◆ EXERCISE REQUIREMENTS ◆
Go over the entries below line by line, copying each one that contains the word "didn".

######

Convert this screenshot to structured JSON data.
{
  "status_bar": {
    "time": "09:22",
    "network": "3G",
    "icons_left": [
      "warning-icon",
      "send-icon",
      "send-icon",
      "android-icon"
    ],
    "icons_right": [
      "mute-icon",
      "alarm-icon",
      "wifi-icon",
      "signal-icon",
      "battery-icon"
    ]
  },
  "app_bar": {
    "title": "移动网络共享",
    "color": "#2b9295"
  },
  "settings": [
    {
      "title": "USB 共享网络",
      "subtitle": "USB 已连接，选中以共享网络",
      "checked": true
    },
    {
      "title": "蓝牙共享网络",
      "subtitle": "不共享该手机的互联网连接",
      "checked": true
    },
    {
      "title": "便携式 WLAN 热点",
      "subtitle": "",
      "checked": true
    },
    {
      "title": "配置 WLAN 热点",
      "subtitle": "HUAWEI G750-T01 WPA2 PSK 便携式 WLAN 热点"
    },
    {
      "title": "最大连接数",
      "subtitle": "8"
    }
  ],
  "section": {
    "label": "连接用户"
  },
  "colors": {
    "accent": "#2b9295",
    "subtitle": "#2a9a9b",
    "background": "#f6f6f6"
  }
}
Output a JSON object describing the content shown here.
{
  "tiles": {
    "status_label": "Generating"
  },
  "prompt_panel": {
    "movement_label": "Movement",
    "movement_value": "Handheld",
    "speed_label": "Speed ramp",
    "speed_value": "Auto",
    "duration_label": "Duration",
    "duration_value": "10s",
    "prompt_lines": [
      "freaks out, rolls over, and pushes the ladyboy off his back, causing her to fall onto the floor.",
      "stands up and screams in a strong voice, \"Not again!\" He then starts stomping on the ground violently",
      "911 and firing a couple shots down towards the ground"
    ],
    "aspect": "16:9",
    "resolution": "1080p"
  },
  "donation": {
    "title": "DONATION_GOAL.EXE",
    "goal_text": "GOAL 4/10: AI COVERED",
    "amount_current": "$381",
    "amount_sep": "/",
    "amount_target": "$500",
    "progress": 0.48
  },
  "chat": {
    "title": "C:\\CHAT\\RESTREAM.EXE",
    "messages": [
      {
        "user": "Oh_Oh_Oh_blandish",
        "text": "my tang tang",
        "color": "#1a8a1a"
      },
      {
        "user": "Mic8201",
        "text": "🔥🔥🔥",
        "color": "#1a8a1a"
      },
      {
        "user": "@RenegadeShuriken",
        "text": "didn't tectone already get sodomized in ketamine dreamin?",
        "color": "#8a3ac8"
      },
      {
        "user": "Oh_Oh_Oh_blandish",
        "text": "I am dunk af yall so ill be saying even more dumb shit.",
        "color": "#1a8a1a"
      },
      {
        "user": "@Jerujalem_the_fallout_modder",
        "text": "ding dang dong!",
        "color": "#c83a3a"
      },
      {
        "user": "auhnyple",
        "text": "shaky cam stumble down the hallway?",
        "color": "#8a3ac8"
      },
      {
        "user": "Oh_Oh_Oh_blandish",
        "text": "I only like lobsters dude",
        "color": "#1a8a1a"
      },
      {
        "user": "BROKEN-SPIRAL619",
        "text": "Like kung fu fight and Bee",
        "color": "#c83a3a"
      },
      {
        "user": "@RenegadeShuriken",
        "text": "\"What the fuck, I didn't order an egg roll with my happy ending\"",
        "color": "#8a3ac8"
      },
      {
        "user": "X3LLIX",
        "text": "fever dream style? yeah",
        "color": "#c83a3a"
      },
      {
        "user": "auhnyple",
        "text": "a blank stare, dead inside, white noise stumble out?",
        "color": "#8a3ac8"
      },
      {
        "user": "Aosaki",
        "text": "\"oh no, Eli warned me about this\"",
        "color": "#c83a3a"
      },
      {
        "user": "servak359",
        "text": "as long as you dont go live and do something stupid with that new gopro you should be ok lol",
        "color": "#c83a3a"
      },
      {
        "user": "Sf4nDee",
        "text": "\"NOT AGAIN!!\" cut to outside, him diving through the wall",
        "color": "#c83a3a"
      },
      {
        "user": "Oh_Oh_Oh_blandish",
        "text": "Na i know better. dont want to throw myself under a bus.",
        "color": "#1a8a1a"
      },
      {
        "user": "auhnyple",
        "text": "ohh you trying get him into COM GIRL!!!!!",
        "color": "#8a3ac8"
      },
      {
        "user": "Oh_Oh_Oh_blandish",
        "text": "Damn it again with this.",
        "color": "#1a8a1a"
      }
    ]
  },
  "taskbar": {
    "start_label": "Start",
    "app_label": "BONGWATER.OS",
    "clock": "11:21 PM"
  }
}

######

◆ RESULT OF THE EXERCISE ◆
        "text": "didn't tectone already get sodomized in ketamine dreamin?",
        "text": "\"What the fuck, I didn't order an egg roll with my happy ending\"",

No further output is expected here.